(Data excerpts)
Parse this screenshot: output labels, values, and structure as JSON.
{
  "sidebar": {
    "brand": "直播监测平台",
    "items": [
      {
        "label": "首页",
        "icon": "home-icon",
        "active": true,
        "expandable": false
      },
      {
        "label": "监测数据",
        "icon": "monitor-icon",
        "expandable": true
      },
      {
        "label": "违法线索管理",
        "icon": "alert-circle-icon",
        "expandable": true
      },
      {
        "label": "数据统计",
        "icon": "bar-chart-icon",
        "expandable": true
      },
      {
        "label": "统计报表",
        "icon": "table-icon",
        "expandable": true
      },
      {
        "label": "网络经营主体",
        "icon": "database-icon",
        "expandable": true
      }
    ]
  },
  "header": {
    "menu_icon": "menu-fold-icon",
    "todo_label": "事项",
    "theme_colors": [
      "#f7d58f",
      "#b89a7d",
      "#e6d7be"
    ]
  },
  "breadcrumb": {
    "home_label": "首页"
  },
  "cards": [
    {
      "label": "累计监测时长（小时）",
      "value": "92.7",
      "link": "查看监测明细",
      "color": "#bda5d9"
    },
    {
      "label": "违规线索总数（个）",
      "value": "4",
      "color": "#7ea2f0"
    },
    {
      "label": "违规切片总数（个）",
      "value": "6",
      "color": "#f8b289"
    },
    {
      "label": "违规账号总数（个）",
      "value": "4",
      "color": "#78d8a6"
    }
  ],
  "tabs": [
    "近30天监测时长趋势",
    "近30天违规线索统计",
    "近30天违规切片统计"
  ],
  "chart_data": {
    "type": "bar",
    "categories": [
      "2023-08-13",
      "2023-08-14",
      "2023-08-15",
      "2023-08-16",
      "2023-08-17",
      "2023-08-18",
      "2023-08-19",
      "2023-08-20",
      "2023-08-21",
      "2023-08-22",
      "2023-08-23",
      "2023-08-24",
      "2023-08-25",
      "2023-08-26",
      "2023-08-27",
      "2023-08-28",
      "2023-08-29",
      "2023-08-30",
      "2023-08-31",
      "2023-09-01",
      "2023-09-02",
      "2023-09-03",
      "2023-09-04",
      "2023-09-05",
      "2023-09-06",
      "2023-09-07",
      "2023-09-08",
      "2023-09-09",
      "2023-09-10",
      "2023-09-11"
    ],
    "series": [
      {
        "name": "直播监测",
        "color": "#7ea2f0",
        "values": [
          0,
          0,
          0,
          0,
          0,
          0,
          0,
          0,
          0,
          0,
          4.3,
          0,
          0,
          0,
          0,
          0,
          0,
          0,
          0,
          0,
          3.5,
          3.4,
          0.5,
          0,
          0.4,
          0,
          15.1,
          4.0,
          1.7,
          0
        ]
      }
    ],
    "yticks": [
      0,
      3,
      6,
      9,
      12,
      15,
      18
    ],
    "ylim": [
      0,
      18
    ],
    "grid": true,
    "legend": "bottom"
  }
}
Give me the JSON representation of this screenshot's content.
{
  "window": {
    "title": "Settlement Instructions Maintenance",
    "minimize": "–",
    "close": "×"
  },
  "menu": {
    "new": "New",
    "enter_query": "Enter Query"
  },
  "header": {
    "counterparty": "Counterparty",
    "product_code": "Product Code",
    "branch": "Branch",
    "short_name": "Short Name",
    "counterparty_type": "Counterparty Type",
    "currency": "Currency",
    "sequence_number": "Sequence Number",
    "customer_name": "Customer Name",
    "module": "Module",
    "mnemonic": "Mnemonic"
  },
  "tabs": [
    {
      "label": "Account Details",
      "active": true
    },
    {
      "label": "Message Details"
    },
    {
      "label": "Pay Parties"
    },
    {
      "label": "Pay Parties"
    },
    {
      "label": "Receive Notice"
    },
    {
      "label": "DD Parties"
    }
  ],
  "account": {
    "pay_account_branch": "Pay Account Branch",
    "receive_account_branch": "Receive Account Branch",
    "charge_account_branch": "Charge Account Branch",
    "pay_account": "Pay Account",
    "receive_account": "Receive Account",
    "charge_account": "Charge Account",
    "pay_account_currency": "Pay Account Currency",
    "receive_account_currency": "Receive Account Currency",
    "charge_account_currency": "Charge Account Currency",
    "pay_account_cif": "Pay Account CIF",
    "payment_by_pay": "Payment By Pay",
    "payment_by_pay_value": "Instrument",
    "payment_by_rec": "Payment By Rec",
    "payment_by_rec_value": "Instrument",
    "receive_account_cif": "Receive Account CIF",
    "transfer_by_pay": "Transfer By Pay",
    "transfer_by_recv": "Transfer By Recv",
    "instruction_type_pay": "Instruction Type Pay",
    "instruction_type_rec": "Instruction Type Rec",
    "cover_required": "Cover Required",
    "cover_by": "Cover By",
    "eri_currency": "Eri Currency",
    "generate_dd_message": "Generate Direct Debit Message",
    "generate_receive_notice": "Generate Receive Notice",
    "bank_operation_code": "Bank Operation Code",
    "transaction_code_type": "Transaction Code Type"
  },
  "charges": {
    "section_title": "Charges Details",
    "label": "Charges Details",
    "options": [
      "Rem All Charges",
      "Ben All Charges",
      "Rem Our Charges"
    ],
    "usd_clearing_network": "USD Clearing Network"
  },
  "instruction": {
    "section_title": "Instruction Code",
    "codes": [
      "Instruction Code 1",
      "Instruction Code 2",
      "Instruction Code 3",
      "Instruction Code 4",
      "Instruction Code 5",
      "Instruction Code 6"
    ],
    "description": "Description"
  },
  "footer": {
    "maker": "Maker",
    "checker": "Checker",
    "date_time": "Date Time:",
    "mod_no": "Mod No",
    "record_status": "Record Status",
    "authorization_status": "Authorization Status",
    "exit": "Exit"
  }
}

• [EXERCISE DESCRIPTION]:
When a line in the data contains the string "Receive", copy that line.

• [FINAL ANSWER]:
      "label": "Receive Notice"
    "receive_account_branch": "Receive Account Branch",
    "receive_account": "Receive Account",
    "receive_account_currency": "Receive Account Currency",
    "receive_account_cif": "Receive Account CIF",
    "generate_receive_notice": "Generate Receive Notice",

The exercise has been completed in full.